Read the listing below. Then repeat it exactly.

▸ **Records to process**
· · · · · · ·

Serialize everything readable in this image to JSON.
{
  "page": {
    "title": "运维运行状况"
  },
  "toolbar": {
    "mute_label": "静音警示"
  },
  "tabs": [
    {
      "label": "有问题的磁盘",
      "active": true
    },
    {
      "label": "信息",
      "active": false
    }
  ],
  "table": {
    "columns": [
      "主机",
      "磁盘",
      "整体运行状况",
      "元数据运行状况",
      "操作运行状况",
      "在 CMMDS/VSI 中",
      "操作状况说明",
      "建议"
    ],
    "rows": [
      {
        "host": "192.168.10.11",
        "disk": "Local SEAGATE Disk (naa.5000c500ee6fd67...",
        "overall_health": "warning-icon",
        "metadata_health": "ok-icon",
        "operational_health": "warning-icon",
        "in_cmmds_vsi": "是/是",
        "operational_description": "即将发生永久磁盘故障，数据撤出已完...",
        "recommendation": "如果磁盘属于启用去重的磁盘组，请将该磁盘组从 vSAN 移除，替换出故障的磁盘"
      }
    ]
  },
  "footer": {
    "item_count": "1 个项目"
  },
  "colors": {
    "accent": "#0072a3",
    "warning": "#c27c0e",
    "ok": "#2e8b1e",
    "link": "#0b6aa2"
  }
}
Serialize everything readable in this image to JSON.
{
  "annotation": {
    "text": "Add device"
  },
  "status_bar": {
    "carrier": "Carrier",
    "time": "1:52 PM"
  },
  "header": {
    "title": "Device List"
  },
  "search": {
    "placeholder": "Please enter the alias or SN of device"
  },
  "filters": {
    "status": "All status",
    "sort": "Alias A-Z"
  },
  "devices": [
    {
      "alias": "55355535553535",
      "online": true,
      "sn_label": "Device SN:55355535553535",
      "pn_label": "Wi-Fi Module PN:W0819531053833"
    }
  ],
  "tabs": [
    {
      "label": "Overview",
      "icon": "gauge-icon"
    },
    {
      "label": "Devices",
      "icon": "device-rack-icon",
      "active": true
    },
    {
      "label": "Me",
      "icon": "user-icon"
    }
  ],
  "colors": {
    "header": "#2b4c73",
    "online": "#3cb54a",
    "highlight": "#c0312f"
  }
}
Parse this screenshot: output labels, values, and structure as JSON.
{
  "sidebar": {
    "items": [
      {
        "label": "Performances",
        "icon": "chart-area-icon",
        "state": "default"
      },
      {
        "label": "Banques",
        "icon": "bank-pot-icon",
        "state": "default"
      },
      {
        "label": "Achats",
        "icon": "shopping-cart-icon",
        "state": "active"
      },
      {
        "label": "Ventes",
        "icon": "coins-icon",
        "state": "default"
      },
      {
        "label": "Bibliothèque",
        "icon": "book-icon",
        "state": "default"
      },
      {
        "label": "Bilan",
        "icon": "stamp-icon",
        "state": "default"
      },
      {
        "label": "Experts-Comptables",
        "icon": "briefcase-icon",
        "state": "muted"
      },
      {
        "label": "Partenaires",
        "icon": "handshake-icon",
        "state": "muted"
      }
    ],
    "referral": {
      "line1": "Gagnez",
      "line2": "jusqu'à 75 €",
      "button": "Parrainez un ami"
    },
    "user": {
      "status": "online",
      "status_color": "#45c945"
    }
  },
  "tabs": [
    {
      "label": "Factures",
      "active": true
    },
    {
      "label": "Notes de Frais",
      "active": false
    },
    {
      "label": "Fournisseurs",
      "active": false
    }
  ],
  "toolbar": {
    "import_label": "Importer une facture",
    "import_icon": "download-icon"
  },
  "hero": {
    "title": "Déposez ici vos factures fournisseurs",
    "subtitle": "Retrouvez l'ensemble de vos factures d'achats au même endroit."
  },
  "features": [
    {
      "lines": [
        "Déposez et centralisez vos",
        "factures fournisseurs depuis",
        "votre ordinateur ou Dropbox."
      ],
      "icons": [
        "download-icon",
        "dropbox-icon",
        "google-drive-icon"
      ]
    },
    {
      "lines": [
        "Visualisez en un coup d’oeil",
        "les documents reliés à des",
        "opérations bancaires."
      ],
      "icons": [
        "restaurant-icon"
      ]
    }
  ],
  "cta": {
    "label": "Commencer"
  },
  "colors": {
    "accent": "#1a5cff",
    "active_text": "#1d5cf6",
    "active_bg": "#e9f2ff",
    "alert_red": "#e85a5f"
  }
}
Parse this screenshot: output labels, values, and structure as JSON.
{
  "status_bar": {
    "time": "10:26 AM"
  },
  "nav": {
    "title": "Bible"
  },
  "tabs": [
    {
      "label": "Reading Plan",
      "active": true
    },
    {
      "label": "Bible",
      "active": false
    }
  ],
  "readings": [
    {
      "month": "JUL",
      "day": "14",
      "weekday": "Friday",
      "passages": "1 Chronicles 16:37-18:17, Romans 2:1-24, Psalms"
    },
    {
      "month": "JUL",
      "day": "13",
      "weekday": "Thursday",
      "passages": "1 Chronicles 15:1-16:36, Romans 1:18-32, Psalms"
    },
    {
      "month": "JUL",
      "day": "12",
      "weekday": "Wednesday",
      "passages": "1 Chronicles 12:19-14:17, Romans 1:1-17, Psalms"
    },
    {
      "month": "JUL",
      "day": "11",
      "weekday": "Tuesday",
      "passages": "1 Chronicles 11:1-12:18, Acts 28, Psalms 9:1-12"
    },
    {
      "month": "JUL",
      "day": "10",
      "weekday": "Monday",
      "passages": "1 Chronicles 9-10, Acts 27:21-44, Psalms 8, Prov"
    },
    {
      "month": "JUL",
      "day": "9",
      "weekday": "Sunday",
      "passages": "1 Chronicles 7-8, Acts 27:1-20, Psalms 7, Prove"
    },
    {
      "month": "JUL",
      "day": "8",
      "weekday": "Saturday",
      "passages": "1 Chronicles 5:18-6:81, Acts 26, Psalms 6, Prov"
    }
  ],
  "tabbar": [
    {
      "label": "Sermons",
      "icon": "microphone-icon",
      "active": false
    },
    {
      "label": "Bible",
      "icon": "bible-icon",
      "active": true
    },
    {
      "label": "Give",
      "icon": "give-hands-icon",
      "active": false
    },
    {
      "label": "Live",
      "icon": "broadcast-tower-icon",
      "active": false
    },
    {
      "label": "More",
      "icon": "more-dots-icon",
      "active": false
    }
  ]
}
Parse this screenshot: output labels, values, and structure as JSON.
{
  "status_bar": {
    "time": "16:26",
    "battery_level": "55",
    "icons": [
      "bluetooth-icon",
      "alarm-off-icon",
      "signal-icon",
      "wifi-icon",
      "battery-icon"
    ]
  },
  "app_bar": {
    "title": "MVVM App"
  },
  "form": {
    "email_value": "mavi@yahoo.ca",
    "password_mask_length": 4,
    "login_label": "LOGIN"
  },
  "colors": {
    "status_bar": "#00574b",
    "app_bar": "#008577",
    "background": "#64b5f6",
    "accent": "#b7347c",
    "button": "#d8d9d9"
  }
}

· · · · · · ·

▸ **Response box**
Serialize everything readable in this image to JSON.
{
  "page": {
    "title": "运维运行状况"
  },
  "toolbar": {
    "mute_label": "静音警示"
  },
  "tabs": [
    {
      "label": "有问题的磁盘",
      "active": true
    },
    {
      "label": "信息",
      "active": false
    }
  ],
  "table": {
    "columns": [
      "主机",
      "磁盘",
      "整体运行状况",
      "元数据运行状况",
      "操作运行状况",
      "在 CMMDS/VSI 中",
      "操作状况说明",
      "建议"
    ],
    "rows": [
      {
        "host": "192.168.10.11",
        "disk": "Local SEAGATE Disk (naa.5000c500ee6fd67...",
        "overall_health": "warning-icon",
        "metadata_health": "ok-icon",
        "operational_health": "warning-icon",
        "in_cmmds_vsi": "是/是",
        "operational_description": "即将发生永久磁盘故障，数据撤出已完...",
        "recommendation": "如果磁盘属于启用去重的磁盘组，请将该磁盘组从 vSAN 移除，替换出故障的磁盘"
      }
    ]
  },
  "footer": {
    "item_count": "1 个项目"
  },
  "colors": {
    "accent": "#0072a3",
    "warning": "#c27c0e",
    "ok": "#2e8b1e",
    "link": "#0b6aa2"
  }
}
Serialize everything readable in this image to JSON.
{
  "annotation": {
    "text": "Add device"
  },
  "status_bar": {
    "carrier": "Carrier",
    "time": "1:52 PM"
  },
  "header": {
    "title": "Device List"
  },
  "search": {
    "placeholder": "Please enter the alias or SN of device"
  },
  "filters": {
    "status": "All status",
    "sort": "Alias A-Z"
  },
  "devices": [
    {
      "alias": "55355535553535",
      "online": true,
      "sn_label": "Device SN:55355535553535",
      "pn_label": "Wi-Fi Module PN:W0819531053833"
    }
  ],
  "tabs": [
    {
      "label": "Overview",
      "icon": "gauge-icon"
    },
    {
      "label": "Devices",
      "icon": "device-rack-icon",
      "active": true
    },
    {
      "label": "Me",
      "icon": "user-icon"
    }
  ],
  "colors": {
    "header": "#2b4c73",
    "online": "#3cb54a",
    "highlight": "#c0312f"
  }
}
Parse this screenshot: output labels, values, and structure as JSON.
{
  "sidebar": {
    "items": [
      {
        "label": "Performances",
        "icon": "chart-area-icon",
        "state": "default"
      },
      {
        "label": "Banques",
        "icon": "bank-pot-icon",
        "state": "default"
      },
      {
        "label": "Achats",
        "icon": "shopping-cart-icon",
        "state": "active"
      },
      {
        "label": "Ventes",
        "icon": "coins-icon",
        "state": "default"
      },
      {
        "label": "Bibliothèque",
        "icon": "book-icon",
        "state": "default"
      },
      {
        "label": "Bilan",
        "icon": "stamp-icon",
        "state": "default"
      },
      {
        "label": "Experts-Comptables",
        "icon": "briefcase-icon",
        "state": "muted"
      },
      {
        "label": "Partenaires",
        "icon": "handshake-icon",
        "state": "muted"
      }
    ],
    "referral": {
      "line1": "Gagnez",
      "line2": "jusqu'à 75 €",
      "button": "Parrainez un ami"
    },
    "user": {
      "status": "online",
      "status_color": "#45c945"
    }
  },
  "tabs": [
    {
      "label": "Factures",
      "active": true
    },
    {
      "label": "Notes de Frais",
      "active": false
    },
    {
      "label": "Fournisseurs",
      "active": false
    }
  ],
  "toolbar": {
    "import_label": "Importer une facture",
    "import_icon": "download-icon"
  },
  "hero": {
    "title": "Déposez ici vos factures fournisseurs",
    "subtitle": "Retrouvez l'ensemble de vos factures d'achats au même endroit."
  },
  "features": [
    {
      "lines": [
        "Déposez et centralisez vos",
        "factures fournisseurs depuis",
        "votre ordinateur ou Dropbox."
      ],
      "icons": [
        "download-icon",
        "dropbox-icon",
        "google-drive-icon"
      ]
    },
    {
      "lines": [
        "Visualisez en un coup d’oeil",
        "les documents reliés à des",
        "opérations bancaires."
      ],
      "icons": [
        "restaurant-icon"
      ]
    }
  ],
  "cta": {
    "label": "Commencer"
  },
  "colors": {
    "accent": "#1a5cff",
    "active_text": "#1d5cf6",
    "active_bg": "#e9f2ff",
    "alert_red": "#e85a5f"
  }
}
Parse this screenshot: output labels, values, and structure as JSON.
{
  "status_bar": {
    "time": "10:26 AM"
  },
  "nav": {
    "title": "Bible"
  },
  "tabs": [
    {
      "label": "Reading Plan",
      "active": true
    },
    {
      "label": "Bible",
      "active": false
    }
  ],
  "readings": [
    {
      "month": "JUL",
      "day": "14",
      "weekday": "Friday",
      "passages": "1 Chronicles 16:37-18:17, Romans 2:1-24, Psalms"
    },
    {
      "month": "JUL",
      "day": "13",
      "weekday": "Thursday",
      "passages": "1 Chronicles 15:1-16:36, Romans 1:18-32, Psalms"
    },
    {
      "month": "JUL",
      "day": "12",
      "weekday": "Wednesday",
      "passages": "1 Chronicles 12:19-14:17, Romans 1:1-17, Psalms"
    },
    {
      "month": "JUL",
      "day": "11",
      "weekday": "Tuesday",
      "passages": "1 Chronicles 11:1-12:18, Acts 28, Psalms 9:1-12"
    },
    {
      "month": "JUL",
      "day": "10",
      "weekday": "Monday",
      "passages": "1 Chronicles 9-10, Acts 27:21-44, Psalms 8, Prov"
    },
    {
      "month": "JUL",
      "day": "9",
      "weekday": "Sunday",
      "passages": "1 Chronicles 7-8, Acts 27:1-20, Psalms 7, Prove"
    },
    {
      "month": "JUL",
      "day": "8",
      "weekday": "Saturday",
      "passages": "1 Chronicles 5:18-6:81, Acts 26, Psalms 6, Prov"
    }
  ],
  "tabbar": [
    {
      "label": "Sermons",
      "icon": "microphone-icon",
      "active": false
    },
    {
      "label": "Bible",
      "icon": "bible-icon",
      "active": true
    },
    {
      "label": "Give",
      "icon": "give-hands-icon",
      "active": false
    },
    {
      "label": "Live",
      "icon": "broadcast-tower-icon",
      "active": false
    },
    {
      "label": "More",
      "icon": "more-dots-icon",
      "active": false
    }
  ]
}
Parse this screenshot: output labels, values, and structure as JSON.
{
  "status_bar": {
    "time": "16:26",
    "battery_level": "55",
    "icons": [
      "bluetooth-icon",
      "alarm-off-icon",
      "signal-icon",
      "wifi-icon",
      "battery-icon"
    ]
  },
  "app_bar": {
    "title": "MVVM App"
  },
  "form": {
    "email_value": "mavi@yahoo.ca",
    "password_mask_length": 4,
    "login_label": "LOGIN"
  },
  "colors": {
    "status_bar": "#00574b",
    "app_bar": "#008577",
    "background": "#64b5f6",
    "accent": "#b7347c",
    "button": "#d8d9d9"
  }
}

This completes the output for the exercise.